** Material provided follows **

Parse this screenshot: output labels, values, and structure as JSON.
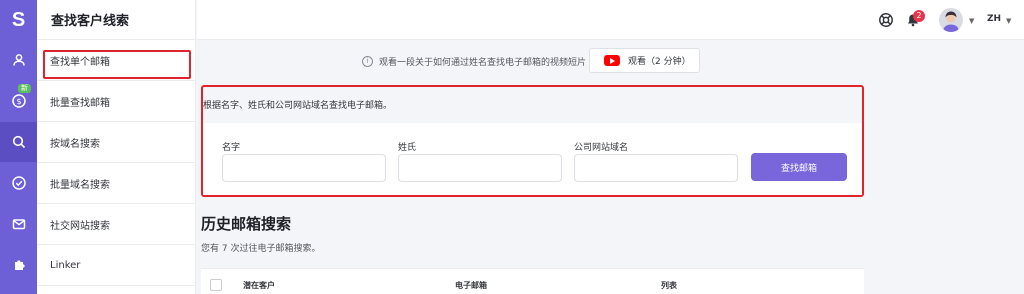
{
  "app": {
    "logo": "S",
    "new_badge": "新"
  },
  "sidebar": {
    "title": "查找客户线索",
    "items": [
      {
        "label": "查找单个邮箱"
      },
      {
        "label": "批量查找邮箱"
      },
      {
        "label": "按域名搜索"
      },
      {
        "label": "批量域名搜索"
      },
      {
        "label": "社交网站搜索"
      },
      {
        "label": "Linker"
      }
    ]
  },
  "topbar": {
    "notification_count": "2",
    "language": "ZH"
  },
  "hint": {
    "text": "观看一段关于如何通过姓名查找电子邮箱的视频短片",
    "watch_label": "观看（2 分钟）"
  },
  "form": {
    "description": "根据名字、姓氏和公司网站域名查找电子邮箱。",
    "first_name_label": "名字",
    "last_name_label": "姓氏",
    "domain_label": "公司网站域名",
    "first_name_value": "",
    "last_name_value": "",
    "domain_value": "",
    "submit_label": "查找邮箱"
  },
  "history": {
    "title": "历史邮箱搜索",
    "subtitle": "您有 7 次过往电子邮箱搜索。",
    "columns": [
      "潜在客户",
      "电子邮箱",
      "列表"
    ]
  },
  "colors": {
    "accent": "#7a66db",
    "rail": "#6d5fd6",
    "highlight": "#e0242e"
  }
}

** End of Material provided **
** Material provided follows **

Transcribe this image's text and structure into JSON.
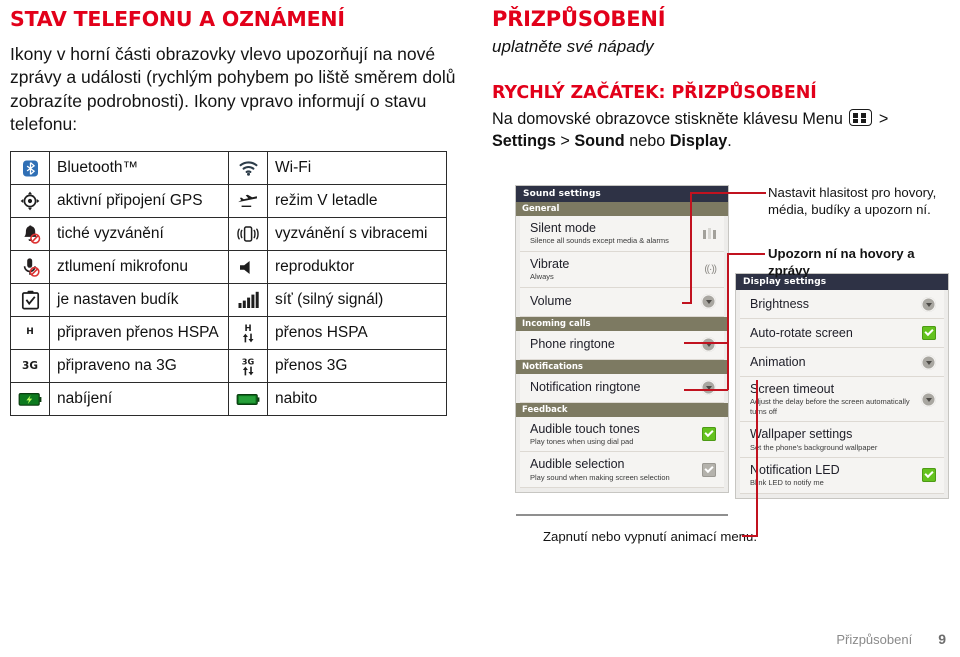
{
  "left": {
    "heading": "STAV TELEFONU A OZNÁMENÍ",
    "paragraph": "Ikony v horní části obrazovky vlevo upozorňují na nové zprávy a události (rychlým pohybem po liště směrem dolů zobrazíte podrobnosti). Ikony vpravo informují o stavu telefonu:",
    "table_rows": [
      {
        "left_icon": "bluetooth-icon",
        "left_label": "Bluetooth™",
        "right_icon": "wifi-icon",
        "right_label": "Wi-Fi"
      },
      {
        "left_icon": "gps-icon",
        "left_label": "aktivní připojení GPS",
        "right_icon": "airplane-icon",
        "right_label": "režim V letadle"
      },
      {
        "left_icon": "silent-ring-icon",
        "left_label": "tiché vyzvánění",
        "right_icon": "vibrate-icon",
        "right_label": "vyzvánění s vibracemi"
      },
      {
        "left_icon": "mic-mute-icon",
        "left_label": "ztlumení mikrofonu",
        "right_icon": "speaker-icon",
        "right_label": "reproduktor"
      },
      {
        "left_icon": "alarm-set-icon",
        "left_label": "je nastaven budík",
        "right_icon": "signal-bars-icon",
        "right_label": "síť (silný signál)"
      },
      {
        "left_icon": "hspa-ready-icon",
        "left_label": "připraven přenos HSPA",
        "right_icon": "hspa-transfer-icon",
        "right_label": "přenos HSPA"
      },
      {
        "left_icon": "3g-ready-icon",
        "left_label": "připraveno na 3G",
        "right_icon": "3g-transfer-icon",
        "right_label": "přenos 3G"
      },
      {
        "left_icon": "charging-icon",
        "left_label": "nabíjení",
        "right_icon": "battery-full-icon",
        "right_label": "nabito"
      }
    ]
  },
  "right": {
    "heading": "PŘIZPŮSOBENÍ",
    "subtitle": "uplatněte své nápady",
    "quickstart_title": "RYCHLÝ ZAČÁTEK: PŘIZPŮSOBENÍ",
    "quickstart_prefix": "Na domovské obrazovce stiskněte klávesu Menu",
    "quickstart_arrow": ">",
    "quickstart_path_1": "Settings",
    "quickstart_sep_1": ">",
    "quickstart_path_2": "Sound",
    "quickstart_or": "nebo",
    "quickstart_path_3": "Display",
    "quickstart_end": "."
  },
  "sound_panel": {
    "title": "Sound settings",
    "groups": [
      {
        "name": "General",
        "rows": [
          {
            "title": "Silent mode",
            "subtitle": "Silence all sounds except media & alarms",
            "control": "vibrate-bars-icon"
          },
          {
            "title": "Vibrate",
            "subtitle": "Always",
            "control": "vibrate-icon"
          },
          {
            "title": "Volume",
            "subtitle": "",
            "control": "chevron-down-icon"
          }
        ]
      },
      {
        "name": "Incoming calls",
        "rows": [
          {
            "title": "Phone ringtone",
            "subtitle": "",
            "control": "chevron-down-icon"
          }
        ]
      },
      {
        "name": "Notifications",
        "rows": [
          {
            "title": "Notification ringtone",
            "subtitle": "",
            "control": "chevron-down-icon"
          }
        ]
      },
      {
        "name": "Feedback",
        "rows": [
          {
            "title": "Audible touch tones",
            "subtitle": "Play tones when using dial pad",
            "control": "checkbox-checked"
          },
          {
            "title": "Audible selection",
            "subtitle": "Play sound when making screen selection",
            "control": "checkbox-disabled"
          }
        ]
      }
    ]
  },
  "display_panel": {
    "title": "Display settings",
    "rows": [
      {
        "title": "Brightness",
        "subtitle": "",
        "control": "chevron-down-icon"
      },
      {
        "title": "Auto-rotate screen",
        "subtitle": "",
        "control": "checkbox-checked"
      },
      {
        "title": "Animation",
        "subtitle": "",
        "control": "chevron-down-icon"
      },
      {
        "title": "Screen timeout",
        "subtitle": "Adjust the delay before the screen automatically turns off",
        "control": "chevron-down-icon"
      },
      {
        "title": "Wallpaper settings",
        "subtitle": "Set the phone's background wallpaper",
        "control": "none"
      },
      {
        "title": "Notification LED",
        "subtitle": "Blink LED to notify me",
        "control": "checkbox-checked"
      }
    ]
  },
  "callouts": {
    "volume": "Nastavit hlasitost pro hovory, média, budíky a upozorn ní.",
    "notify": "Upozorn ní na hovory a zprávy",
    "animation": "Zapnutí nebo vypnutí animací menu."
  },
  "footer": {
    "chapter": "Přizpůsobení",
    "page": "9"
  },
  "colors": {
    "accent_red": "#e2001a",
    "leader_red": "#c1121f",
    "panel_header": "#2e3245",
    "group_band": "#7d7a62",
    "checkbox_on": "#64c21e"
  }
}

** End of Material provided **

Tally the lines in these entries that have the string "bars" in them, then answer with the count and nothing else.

* **Result of the task**:
2